Couched between the Jacob and Joseph narratives the story of Judah and Tamar, found in Genesis 38, is presented amidst the sordid fray of poor and destructive decision making where an unexpected heroine here arises. Somehow she manages to persevere against great odds in spite of the abusive masculine roles employed against her. Tamar is purchased by Judah as a bride for his eldest son, Er (Gen 38:6). Any woman sold into a different clan was obliged to adopt that clan’s culture, practice and religion. Furthermore, as the wife of a firstborn son, great pressure was placed upon her to fruitfully produce an heir to the line of descent. This indeed encompassed the most important function of women within such patriarchal societies. Er performs some unnamed evil in the sight of t... Read more
Where are the good female preachers? Female preachers have been prevalent throughout history and one only needs to look at the right historical resources to read about their activity.1 However, women proclaiming the Good News to God’s people can also be found in our Bibles. One such woman is Anna from the tribe of Asher. In the earliest days of Jesus’ life as a human being, God sent the prophet Anna (whose name means “God’s grace”). A devout woman having been widowed after seven years of marriage, Anna lived and served in the temple where she fasted and prayed day and night. The verb used for Anna’s service is latruo in Luke 2:37. This word is used more than 80% of the time in the New Testament to denote worship, and sometimes even prie... Read more
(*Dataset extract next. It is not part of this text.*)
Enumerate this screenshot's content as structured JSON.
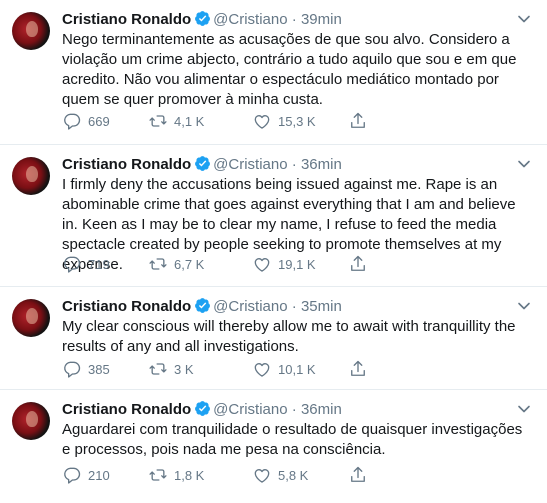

Some people dismiss the Bible because of its lack of attention to women. However, a close reading of the Bible reveals patterns of doublet and parallel stories that bring attention and esteem to each gender. In fact, when compared to the sacred literature of other religions, the Bible provides an astounding representation of both men and women. Let's take a look at some examples. Story doublets are accounts that appear together. They occur frequently in the New Testament. Matthew’s account places double healings together: the hemorrhaging woman and Jairus’ daughter, followed by two blind men (Matt. 9:18–31). In Mark, the Syrophoenician woman seeks healing on behalf of her daughter, and the people of Decapolis approach Jesus on behalf of a deaf and mu... Read more